Torabi: I think you’re on to something there. I definitely think that words like retirement and all that goes with that like Social Security and pension, I think that that certainly served my parents’ generation and even my generation, I would say, to an extent. But I do think that the rising generation and talking more like the younger millennials and Gen Z, they have a different financial love language. They’re not super excited about retirement because, yes, it is abstract – and they are in touch with reality. They know that maybe you’re not going to retire at 65 because you graduated in a recession, or you have student loan debt and that’s going to keep you behind for some time, and that goalpost of retiring at 65 is not necessarily what’s in your cards. But that doesn’t mean that they don’t want to save or should save or invest for their future.

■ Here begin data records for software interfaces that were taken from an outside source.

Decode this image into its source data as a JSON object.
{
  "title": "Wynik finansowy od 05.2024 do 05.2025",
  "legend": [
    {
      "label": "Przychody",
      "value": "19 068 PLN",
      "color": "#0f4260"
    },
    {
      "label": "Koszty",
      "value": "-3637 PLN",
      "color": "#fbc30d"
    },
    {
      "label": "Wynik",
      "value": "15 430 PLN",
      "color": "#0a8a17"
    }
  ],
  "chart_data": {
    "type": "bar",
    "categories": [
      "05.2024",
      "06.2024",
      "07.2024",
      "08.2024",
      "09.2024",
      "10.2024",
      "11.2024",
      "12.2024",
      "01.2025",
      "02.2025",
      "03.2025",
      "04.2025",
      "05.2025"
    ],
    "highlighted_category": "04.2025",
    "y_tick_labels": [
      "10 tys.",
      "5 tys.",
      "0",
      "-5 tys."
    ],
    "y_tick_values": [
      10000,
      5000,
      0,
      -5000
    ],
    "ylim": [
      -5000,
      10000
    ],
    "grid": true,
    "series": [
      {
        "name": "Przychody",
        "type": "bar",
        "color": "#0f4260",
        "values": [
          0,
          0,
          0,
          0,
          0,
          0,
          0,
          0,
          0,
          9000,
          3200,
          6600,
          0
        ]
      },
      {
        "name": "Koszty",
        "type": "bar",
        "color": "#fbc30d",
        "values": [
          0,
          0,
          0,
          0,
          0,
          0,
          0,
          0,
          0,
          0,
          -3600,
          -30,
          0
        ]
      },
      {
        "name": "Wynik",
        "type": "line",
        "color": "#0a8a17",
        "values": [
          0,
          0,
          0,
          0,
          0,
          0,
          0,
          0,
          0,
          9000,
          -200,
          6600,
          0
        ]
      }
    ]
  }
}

Torabi: So, I do think that the better message, what really resonates with them and me, frankly, is this idea of affording yourself options in the future. Who doesn’t want options and who doesn’t want to have money in the future to afford those options? And I think that there is some merit to refocusing the message and maybe using the words that really hit this demographic where it means something. I see on social media a lot of times the terms like affording your freedom, financial freedom. For women, sometimes, too, I know what really resonates with them is this concept of having financial agency and power and anything that – money for them is a tool to ultimately break through barriers. And while there may be some systems and laws that don’t work in your favor as a woman, as a person of color, money, while it doesn’t solve all the problems and doesn’t get rid of all the isms in the world, it certainly can be a tool for your advancement, your protection, your power, your ability to get out of bad situations. And these are the words, these are the terms that I think really feel more realistic to the current generation.

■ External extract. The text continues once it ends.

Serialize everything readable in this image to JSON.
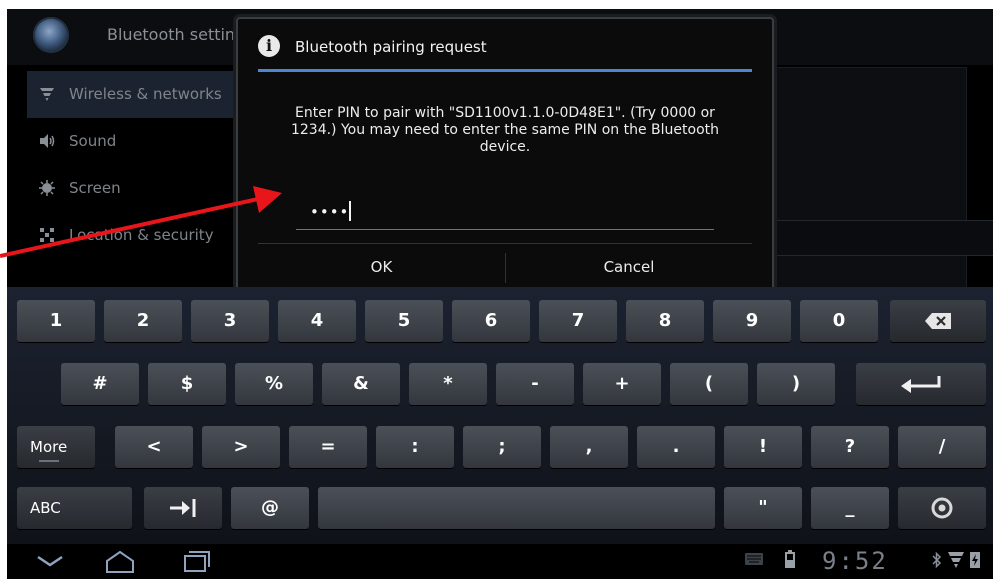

I mean, if you’re a marketer, like a financial company, I think these are the – you need to be paying attention to that because that’s how I see a lot of the, we call them, fin-fluencers, the financial influencers, online are connecting to their audience. They’re talking about quitting their jobs and retiring on their own terms and this idea of FIRE, right, financial independence, retire early, which has many meanings to many people, I’ve learned. It’s not just like you have to have all of the money saved by 40 and then you’re sitting on a beach. No. It could just mean that – it could even mean that you’re working for an employer, but you have so much money of your own that you could quit if you wanted to, you could take two years off if you wanted to. You have suddenly this financial license to do what you want to do that you helped to afford for yourself, that is, there’s a lot of power to that. And I think that you’re right, that message is resonating, and I think it would benefit anyone who wants to help advance this generation to a place of more financial dependence and wealth – those are the words to use.